RED BULL RB7
Adrian Newey joined Red Bull during a period of stability in the technical regulations, and spent his first three seasons there trying to engineer a change in working culture as much as improving the cars themselves. It was the major step change in 2009 – with new rules mandating wider, lower front wings and higher, narrower rear wings, with simplified aero in between – that let him establish a new template for success.
“The timing of the regulation change was very opportune,” Newey explained. “We’d got to the point where everything was working better and we could say: ‘Here’s the design challenge for this new set of regulations. Let’s get on with it.’”
A defining characteristic of Newey’s genius is his ability to respond creatively to a seemingly insurmountable challenge.
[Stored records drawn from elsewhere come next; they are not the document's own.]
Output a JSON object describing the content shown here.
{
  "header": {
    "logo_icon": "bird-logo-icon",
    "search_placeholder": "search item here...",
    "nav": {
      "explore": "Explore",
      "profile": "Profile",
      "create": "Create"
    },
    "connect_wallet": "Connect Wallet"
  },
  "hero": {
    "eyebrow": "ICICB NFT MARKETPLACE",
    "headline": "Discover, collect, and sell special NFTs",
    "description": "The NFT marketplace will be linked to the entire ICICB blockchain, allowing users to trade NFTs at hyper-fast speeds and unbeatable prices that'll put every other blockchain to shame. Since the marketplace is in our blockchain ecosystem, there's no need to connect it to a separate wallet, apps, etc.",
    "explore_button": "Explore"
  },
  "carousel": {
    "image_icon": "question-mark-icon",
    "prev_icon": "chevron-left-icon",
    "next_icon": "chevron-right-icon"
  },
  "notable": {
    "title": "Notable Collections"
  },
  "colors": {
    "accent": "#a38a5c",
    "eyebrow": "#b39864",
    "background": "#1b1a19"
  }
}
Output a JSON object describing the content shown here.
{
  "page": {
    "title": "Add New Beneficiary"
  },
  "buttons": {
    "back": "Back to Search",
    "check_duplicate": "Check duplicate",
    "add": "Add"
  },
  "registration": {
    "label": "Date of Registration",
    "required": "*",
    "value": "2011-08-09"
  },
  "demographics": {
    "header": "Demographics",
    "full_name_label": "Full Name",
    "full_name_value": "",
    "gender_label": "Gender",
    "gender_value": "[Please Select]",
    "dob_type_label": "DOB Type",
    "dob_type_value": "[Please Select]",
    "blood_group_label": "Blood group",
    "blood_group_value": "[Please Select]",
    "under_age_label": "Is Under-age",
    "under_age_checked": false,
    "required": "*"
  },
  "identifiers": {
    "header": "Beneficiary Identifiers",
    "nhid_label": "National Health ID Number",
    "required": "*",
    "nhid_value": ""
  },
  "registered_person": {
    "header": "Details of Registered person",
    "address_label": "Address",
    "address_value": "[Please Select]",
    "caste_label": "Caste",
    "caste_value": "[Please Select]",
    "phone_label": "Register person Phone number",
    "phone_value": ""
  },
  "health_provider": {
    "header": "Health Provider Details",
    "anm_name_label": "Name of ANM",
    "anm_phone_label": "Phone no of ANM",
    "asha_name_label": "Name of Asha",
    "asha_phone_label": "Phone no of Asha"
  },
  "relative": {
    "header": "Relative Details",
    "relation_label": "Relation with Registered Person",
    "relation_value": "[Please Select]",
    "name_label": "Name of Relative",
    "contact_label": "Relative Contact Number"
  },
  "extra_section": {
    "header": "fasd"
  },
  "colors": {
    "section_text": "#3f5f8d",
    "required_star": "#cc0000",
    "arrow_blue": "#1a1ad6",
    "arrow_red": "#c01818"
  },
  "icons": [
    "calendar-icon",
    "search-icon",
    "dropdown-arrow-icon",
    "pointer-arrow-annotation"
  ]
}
The first Red Bull chassis for the new era lacked the double-deck diffuser run by Brawn, Williams and Toyota that delivered a useful dose of extra downforce. To this day Newey believes these designs were illegal, and were permitted only as part of a wider political play by then FIA president Max Mosley. But even as the fight over their legality was in full swing, Newey was quietly working out how best to retro-fit one to his car.
Another challenge was the fact that the Renault engine wasn’t the most powerful. For 2010’s RB6 and its successor, the RB7, Newey’s team found a cunning way to exploit the exhaust gas to boost downforce. Routing the exhaust exits via the diffuser to accelerate the flow of air through it had been done before in F1, but the effect was never consistent because the flow tailed off when the driver got off the throttle.
Renault found a way to map the engine so that when the driver lifted off the throttle, the V8 continued to pump air through the exhaust. They called this ‘cold blowing’. They made the effect more powerful by letting a small amount of fuel pass through as well, igniting in the exhaust itself (known as ‘hot blowing’). This enabled Red Bull to run their cars with an advantageous nosedown rake that rivals struggled to emulate.
Red Bull took both championships in 2010 as controversy raged over their car’s legality. The rancour continued into 2011 as Sebastian Vettel won 11 of the 19 races in his RB7 – now equipped with KERS – and the FIA tried to close the blown-diffuser box, much to Newey’s frustration.
“Regulation changes I enjoy; regulation restrictions I rather lament,” he said. Carbon-fibre composite monocoque Double wishbones, pushrod actuated torsion bar springs (front) and pullrod actuated torsion bar springs (rear) Renault RS27 V8 2,400cc N/A Red Bull 7-speed semi-automatic 640kg N/A Pirelli Sebastian Vettel, Mark Webber Adrian Newey